Crowned Europe’s Leading Island Destination 2020 (World Travel Awards) for the seventh time, the lure of this sub-tropical Atlantic haven is growing, with many seeing it as an ideal place to take up temporary residence.
The Digital Nomads Village is situated in tranquil Ponta do Sol on the south coast, with views out to the Atlantic and a short drive from the charming capital, Funchal. It is an entire village dedicated to welcome a growing community of workers who no longer need to be located in their home country.
For the pilot programme, running from 1st February to 30th June, the village is offering travellers a free working space with a desk and chair, access to a Slack community and free internet use. The team there will also facilitate access to the local community and host fun events. This symbiotic relationship between the nomads and locals is core to the brand.
The concept has launched in partnership with the Government of Madeira, StartUp Madeira and acclaimed digital nomad Gonçalo Hall. Hosting up to 100 nomads at any one time, residents must commit to staying for at least a month.
Ponta do Sol is the perfect place for such a development, being small but perfectly formed: it is a cultural hub on the archipelago, due to the investment in art and culture, has beautiful beaches and great local restaurants and bars, including on the beach – perfect for afterwork drinks. For those who like hiking there is a very scenic walk, called Levado do Moinho, close by.
Why is Madeira the perfect temporary home?
Madeira was referred to as the most enviable island on earth by author H.N. Coleridge in the 19th Century – ‘it ensures every European comfort with almost every tropical luxury’ – and this perception is still widely held today.
On the same latitude as Casablanca, the Portuguese outpost is home to some of the most striking and lush landscapes in Europe. The scenery is rugged, varied, more tropical than anywhere else in the continent and the warm sea is always close by. The rich volcanic soil, mountainous terrain and expansive Laurissilva forest – a UNESCO World Heritage Site covering 20% of the main island – mean that if nature is your thing, you will feel extremely happy here.
When working hours are over, nomads can spend time exploring the 3000km of levadas (ancient irrigation channels) which make for perfect walking tracks, sampling exotic delicacies, swimming in natural lava pools, off-roading on near vertical tracks or spotting dolphins and whales, which swim close to the shore. For the more adventurous, there is surfing, mountain biking, canyoning and trail running. And for sun worshippers, there is 9km of unspoilt sandy beach on the nearby island of Porto Santo, referred to as ‘Little Paradise’.

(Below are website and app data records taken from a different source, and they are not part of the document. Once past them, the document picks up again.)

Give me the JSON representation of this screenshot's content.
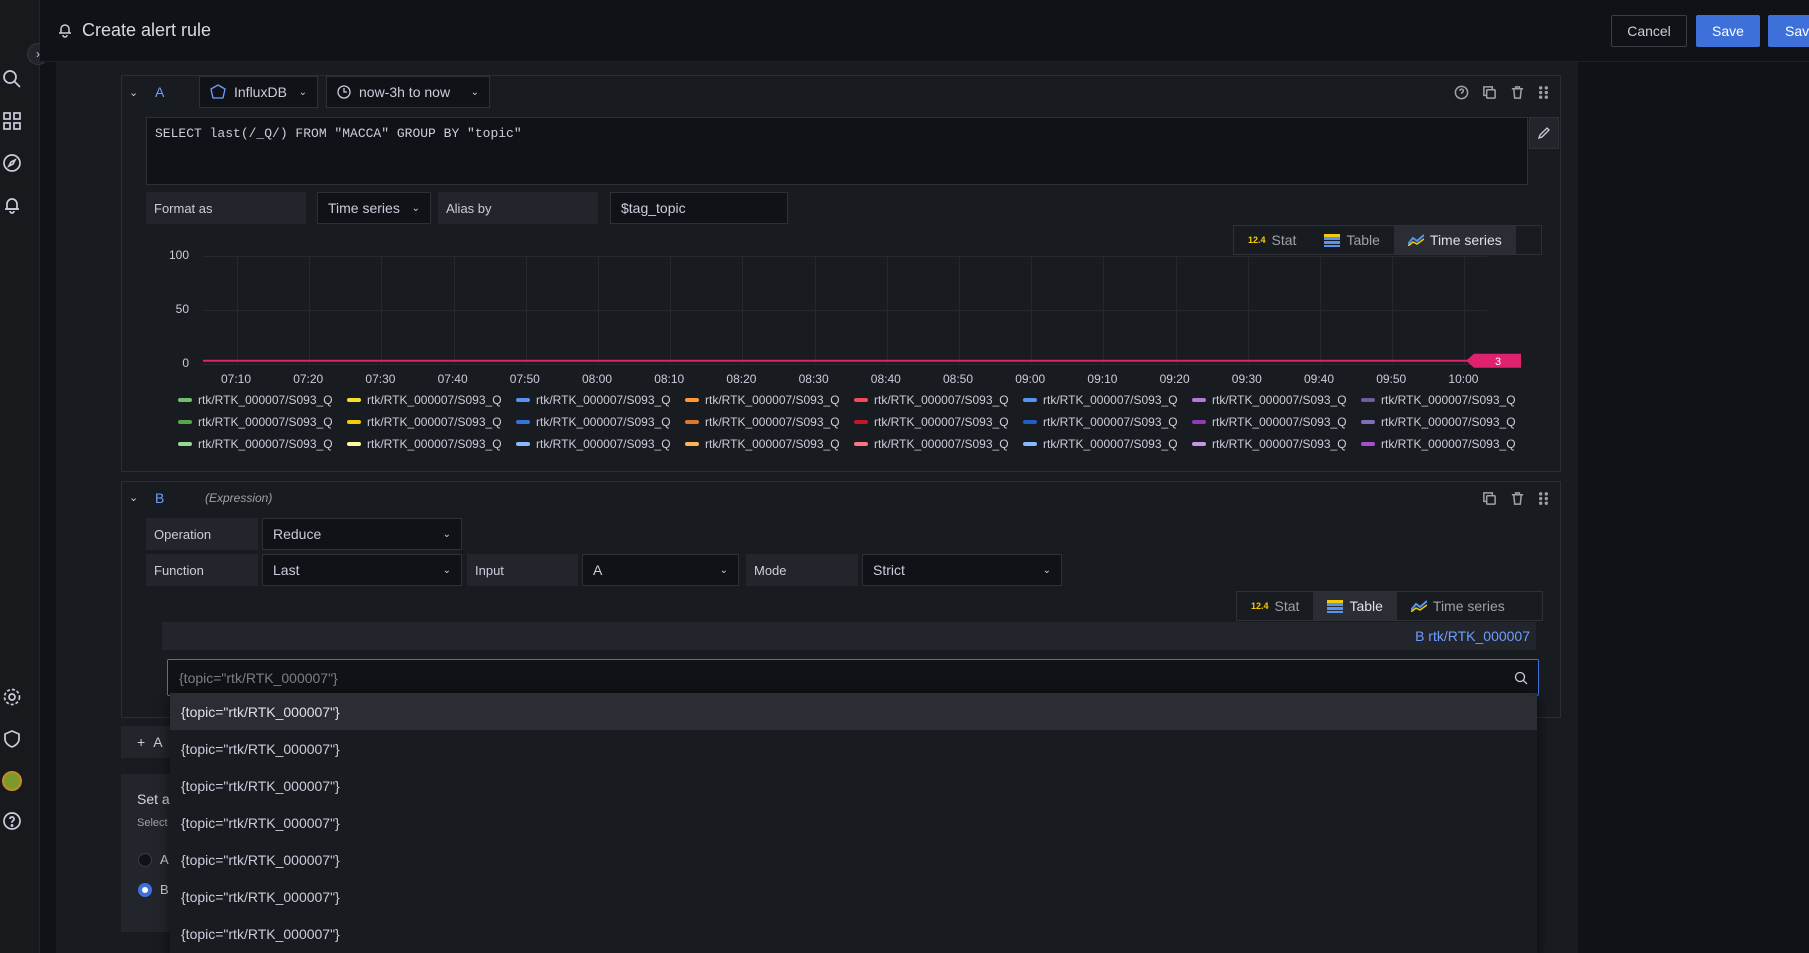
{
  "header": {
    "title": "Create alert rule",
    "cancel": "Cancel",
    "save": "Save",
    "save_exit": "Save"
  },
  "queryA": {
    "ref": "A",
    "datasource": "InfluxDB",
    "time_range": "now-3h to now",
    "query": "SELECT last(/_Q/) FROM \"MACCA\" GROUP BY \"topic\"",
    "format_label": "Format as",
    "format_value": "Time series",
    "alias_label": "Alias by",
    "alias_value": "$tag_topic",
    "viz": {
      "stat": "Stat",
      "table": "Table",
      "timeseries": "Time series",
      "active": "timeseries"
    }
  },
  "chart_data": {
    "type": "line",
    "x": [
      "07:10",
      "07:20",
      "07:30",
      "07:40",
      "07:50",
      "08:00",
      "08:10",
      "08:20",
      "08:30",
      "08:40",
      "08:50",
      "09:00",
      "09:10",
      "09:20",
      "09:30",
      "09:40",
      "09:50",
      "10:00"
    ],
    "y_ticks": [
      "100",
      "50",
      "0"
    ],
    "ylim": [
      0,
      100
    ],
    "series": [
      {
        "values": [
          3,
          3,
          3,
          3,
          3,
          3,
          3,
          3,
          3,
          3,
          3,
          3,
          3,
          3,
          3,
          3,
          3,
          3
        ],
        "color": "#e0226e"
      }
    ],
    "last_value_label": "3",
    "legend_label": "rtk/RTK_000007/S093_Q",
    "legend_colors": [
      [
        "#73bf69",
        "#fade2a",
        "#5794f2",
        "#ff9830",
        "#f2495c",
        "#5794f2",
        "#b877d9",
        "#705da0"
      ],
      [
        "#56a64b",
        "#f2cc0c",
        "#3274d9",
        "#e0752d",
        "#c4162a",
        "#1f60c4",
        "#8f3bb8",
        "#806eb7"
      ],
      [
        "#96d98d",
        "#fff899",
        "#8ab8ff",
        "#ffb357",
        "#ff7383",
        "#8ab8ff",
        "#ca95e5",
        "#a352cc"
      ]
    ]
  },
  "queryB": {
    "ref": "B",
    "type": "(Expression)",
    "operation_label": "Operation",
    "operation_value": "Reduce",
    "function_label": "Function",
    "function_value": "Last",
    "input_label": "Input",
    "input_value": "A",
    "mode_label": "Mode",
    "mode_value": "Strict",
    "viz": {
      "stat": "Stat",
      "table": "Table",
      "timeseries": "Time series",
      "active": "table"
    },
    "table_header": "B rtk/RTK_000007",
    "series_select_value": "{topic=\"rtk/RTK_000007\"}",
    "options": [
      "{topic=\"rtk/RTK_000007\"}",
      "{topic=\"rtk/RTK_000007\"}",
      "{topic=\"rtk/RTK_000007\"}",
      "{topic=\"rtk/RTK_000007\"}",
      "{topic=\"rtk/RTK_000007\"}",
      "{topic=\"rtk/RTK_000007\"}",
      "{topic=\"rtk/RTK_000007\"}"
    ]
  },
  "below": {
    "add_label": "A",
    "set_alert": "Set a",
    "select_hint": "Select",
    "radio_a": "A",
    "radio_b": "B"
  }
}
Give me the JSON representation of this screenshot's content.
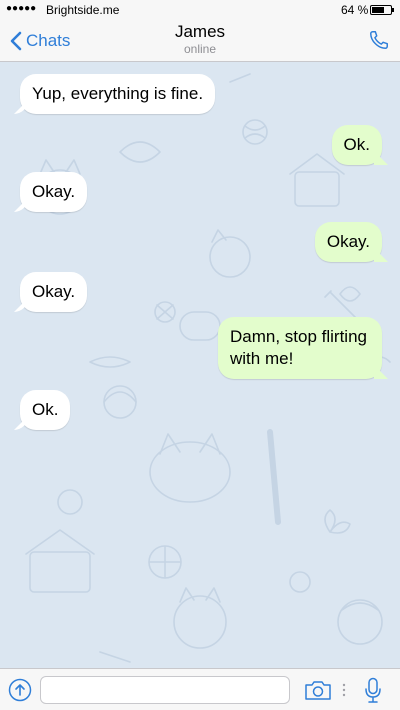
{
  "status_bar": {
    "signal": "●●●●●",
    "carrier": "Brightside.me",
    "battery_text": "64 %",
    "battery_level": 0.64
  },
  "header": {
    "back_label": "Chats",
    "title": "James",
    "subtitle": "online"
  },
  "messages": [
    {
      "direction": "in",
      "text": "Yup, everything is fine."
    },
    {
      "direction": "out",
      "text": "Ok."
    },
    {
      "direction": "in",
      "text": "Okay."
    },
    {
      "direction": "out",
      "text": "Okay."
    },
    {
      "direction": "in",
      "text": "Okay."
    },
    {
      "direction": "out",
      "text": "Damn, stop flirting with me!"
    },
    {
      "direction": "in",
      "text": "Ok."
    }
  ],
  "input": {
    "placeholder": ""
  },
  "colors": {
    "accent": "#2f7ed8",
    "chat_background": "#dbe6f1",
    "incoming_bubble": "#ffffff",
    "outgoing_bubble": "#e3fdcc"
  },
  "icons": {
    "back": "chevron-left-icon",
    "call": "phone-icon",
    "attach": "attach-arrow-icon",
    "camera": "camera-icon",
    "mic": "microphone-icon"
  }
}
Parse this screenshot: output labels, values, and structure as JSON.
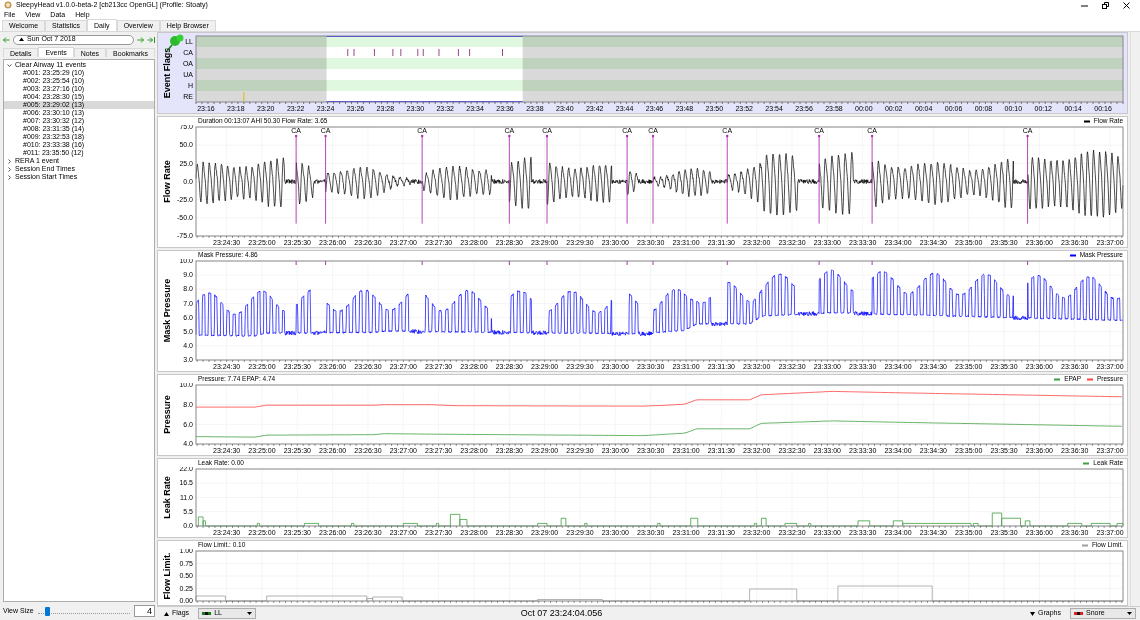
{
  "window": {
    "title": "SleepyHead v1.0.0-beta-2 [cb213cc OpenGL] (Profile: Stoaty)"
  },
  "menu": [
    "File",
    "View",
    "Data",
    "Help"
  ],
  "tabs": [
    {
      "label": "Welcome",
      "selected": false
    },
    {
      "label": "Statistics",
      "selected": false
    },
    {
      "label": "Daily",
      "selected": true
    },
    {
      "label": "Overview",
      "selected": false
    },
    {
      "label": "Help Browser",
      "selected": false
    }
  ],
  "sidebar": {
    "date": "Sun Oct 7 2018",
    "tabs": [
      {
        "label": "Details",
        "selected": false
      },
      {
        "label": "Events",
        "selected": true
      },
      {
        "label": "Notes",
        "selected": false
      },
      {
        "label": "Bookmarks",
        "selected": false
      }
    ],
    "tree": [
      {
        "label": "Clear Airway 11 events",
        "expanded": true,
        "children": [
          {
            "label": "#001: 23:25:29 (10)",
            "selected": false
          },
          {
            "label": "#002: 23:25:54 (10)",
            "selected": false
          },
          {
            "label": "#003: 23:27:16 (10)",
            "selected": false
          },
          {
            "label": "#004: 23:28:30 (15)",
            "selected": false
          },
          {
            "label": "#005: 23:29:02 (13)",
            "selected": true
          },
          {
            "label": "#006: 23:30:10 (13)",
            "selected": false
          },
          {
            "label": "#007: 23:30:32 (12)",
            "selected": false
          },
          {
            "label": "#008: 23:31:35 (14)",
            "selected": false
          },
          {
            "label": "#009: 23:32:53 (18)",
            "selected": false
          },
          {
            "label": "#010: 23:33:38 (16)",
            "selected": false
          },
          {
            "label": "#011: 23:35:50 (12)",
            "selected": false
          }
        ]
      },
      {
        "label": "RERA 1 event",
        "expanded": false
      },
      {
        "label": "Session End Times",
        "expanded": false
      },
      {
        "label": "Session Start Times",
        "expanded": false
      }
    ],
    "view_size": {
      "label": "View Size",
      "level": 0.08,
      "value": "4"
    }
  },
  "event_flags": {
    "title": "Event Flags",
    "rows": [
      "LL",
      "CA",
      "OA",
      "UA",
      "H",
      "RE"
    ],
    "xticks": [
      "23:16",
      "23:18",
      "23:20",
      "23:22",
      "23:24",
      "23:26",
      "23:28",
      "23:30",
      "23:32",
      "23:34",
      "23:36",
      "23:38",
      "23:40",
      "23:42",
      "23:44",
      "23:46",
      "23:48",
      "23:50",
      "23:52",
      "23:54",
      "23:56",
      "23:58",
      "00:00",
      "00:02",
      "00:04",
      "00:06",
      "00:08",
      "00:10",
      "00:12",
      "00:14",
      "00:16"
    ]
  },
  "graphs": [
    {
      "kind": "flow",
      "title": "Flow Rate",
      "header": "Duration 00:13:07 AHI 50.30 Flow Rate: 3.65",
      "legend": [
        {
          "label": "Flow Rate",
          "color": "#000000"
        }
      ],
      "yticks": [
        "75.0",
        "50.0",
        "25.0",
        "0.0",
        "-25.0",
        "-50.0",
        "-75.0"
      ],
      "event_labels": [
        "CA",
        "CA",
        "CA",
        "CA",
        "CA",
        "CA",
        "CA",
        "CA",
        "CA",
        "CA",
        "CA"
      ],
      "xticks": [
        "23:24:30",
        "23:25:00",
        "23:25:30",
        "23:26:00",
        "23:26:30",
        "23:27:00",
        "23:27:30",
        "23:28:00",
        "23:28:30",
        "23:29:00",
        "23:29:30",
        "23:30:00",
        "23:30:30",
        "23:31:00",
        "23:31:30",
        "23:32:00",
        "23:32:30",
        "23:33:00",
        "23:33:30",
        "23:34:00",
        "23:34:30",
        "23:35:00",
        "23:35:30",
        "23:36:00",
        "23:36:30",
        "23:37:00"
      ]
    },
    {
      "kind": "mask",
      "title": "Mask Pressure",
      "header": "Mask Pressure: 4.86",
      "legend": [
        {
          "label": "Mask Pressure",
          "color": "#0000ff"
        }
      ],
      "yticks": [
        "10.0",
        "9.0",
        "8.0",
        "7.0",
        "6.0",
        "5.0",
        "4.0",
        "3.0"
      ],
      "xticks": [
        "23:24:30",
        "23:25:00",
        "23:25:30",
        "23:26:00",
        "23:26:30",
        "23:27:00",
        "23:27:30",
        "23:28:00",
        "23:28:30",
        "23:29:00",
        "23:29:30",
        "23:30:00",
        "23:30:30",
        "23:31:00",
        "23:31:30",
        "23:32:00",
        "23:32:30",
        "23:33:00",
        "23:33:30",
        "23:34:00",
        "23:34:30",
        "23:35:00",
        "23:35:30",
        "23:36:00",
        "23:36:30",
        "23:37:00"
      ]
    },
    {
      "kind": "pressure",
      "title": "Pressure",
      "header": "Pressure: 7.74 EPAP: 4.74",
      "legend": [
        {
          "label": "EPAP",
          "color": "#40a040"
        },
        {
          "label": "Pressure",
          "color": "#ff4040"
        }
      ],
      "yticks": [
        "10.0",
        "8.0",
        "6.0",
        "4.0"
      ],
      "xticks": [
        "23:24:30",
        "23:25:00",
        "23:25:30",
        "23:26:00",
        "23:26:30",
        "23:27:00",
        "23:27:30",
        "23:28:00",
        "23:28:30",
        "23:29:00",
        "23:29:30",
        "23:30:00",
        "23:30:30",
        "23:31:00",
        "23:31:30",
        "23:32:00",
        "23:32:30",
        "23:33:00",
        "23:33:30",
        "23:34:00",
        "23:34:30",
        "23:35:00",
        "23:35:30",
        "23:36:00",
        "23:36:30",
        "23:37:00"
      ]
    },
    {
      "kind": "leak",
      "title": "Leak Rate",
      "header": "Leak Rate: 0.00",
      "legend": [
        {
          "label": "Leak Rate",
          "color": "#40a040"
        }
      ],
      "yticks": [
        "22.0",
        "16.5",
        "11.0",
        "5.5",
        "0.0"
      ],
      "xticks": [
        "23:24:30",
        "23:25:00",
        "23:25:30",
        "23:26:00",
        "23:26:30",
        "23:27:00",
        "23:27:30",
        "23:28:00",
        "23:28:30",
        "23:29:00",
        "23:29:30",
        "23:30:00",
        "23:30:30",
        "23:31:00",
        "23:31:30",
        "23:32:00",
        "23:32:30",
        "23:33:00",
        "23:33:30",
        "23:34:00",
        "23:34:30",
        "23:35:00",
        "23:35:30",
        "23:36:00",
        "23:36:30",
        "23:37:00"
      ]
    },
    {
      "kind": "limit",
      "title": "Flow Limit.",
      "header": "Flow Limit.: 0.10",
      "legend": [
        {
          "label": "Flow Limit.",
          "color": "#a0a0a0"
        }
      ],
      "yticks": [
        "1.00",
        "0.75",
        "0.50",
        "0.25",
        "0.00"
      ]
    }
  ],
  "bottom_bar": {
    "flags_button": "Flags",
    "flags_select": "LL",
    "time": "Oct 07 23:24:04.056",
    "graphs_button": "Graphs",
    "graphs_select": "Snore"
  }
}
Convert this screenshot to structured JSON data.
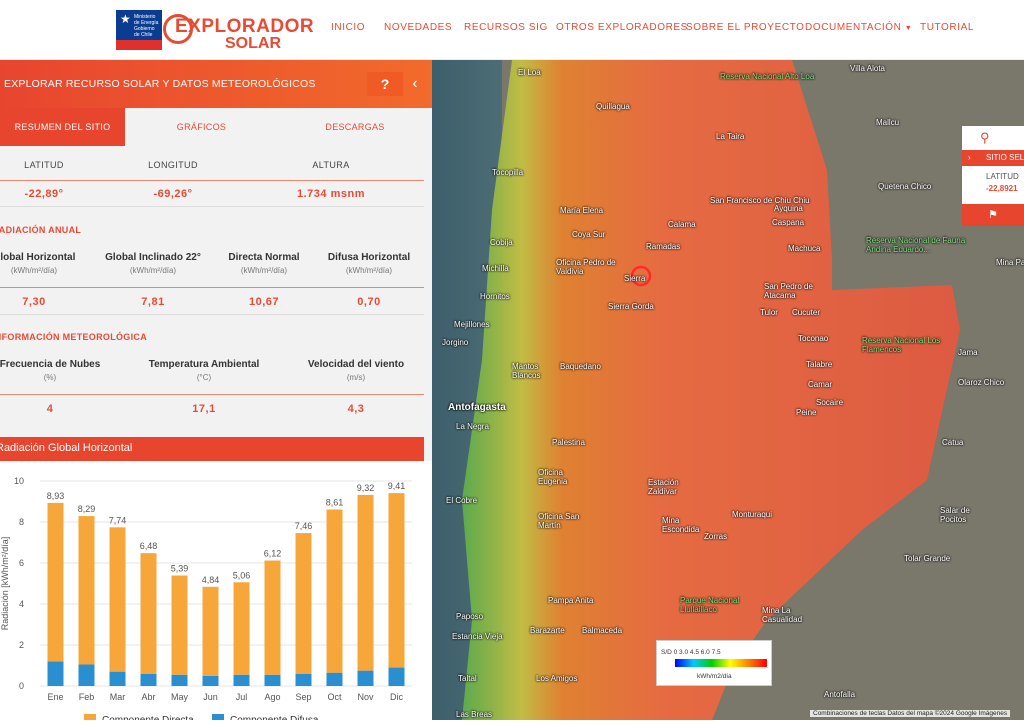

Funchal has a growing scene for younger people, including alfresco bars, independent boutiques, craft breweries and a range of restaurants from local establishments to fine-dining. Locals are friendly and there are immersive cultural events throughout the year, adding greatly to the experience of Madeira.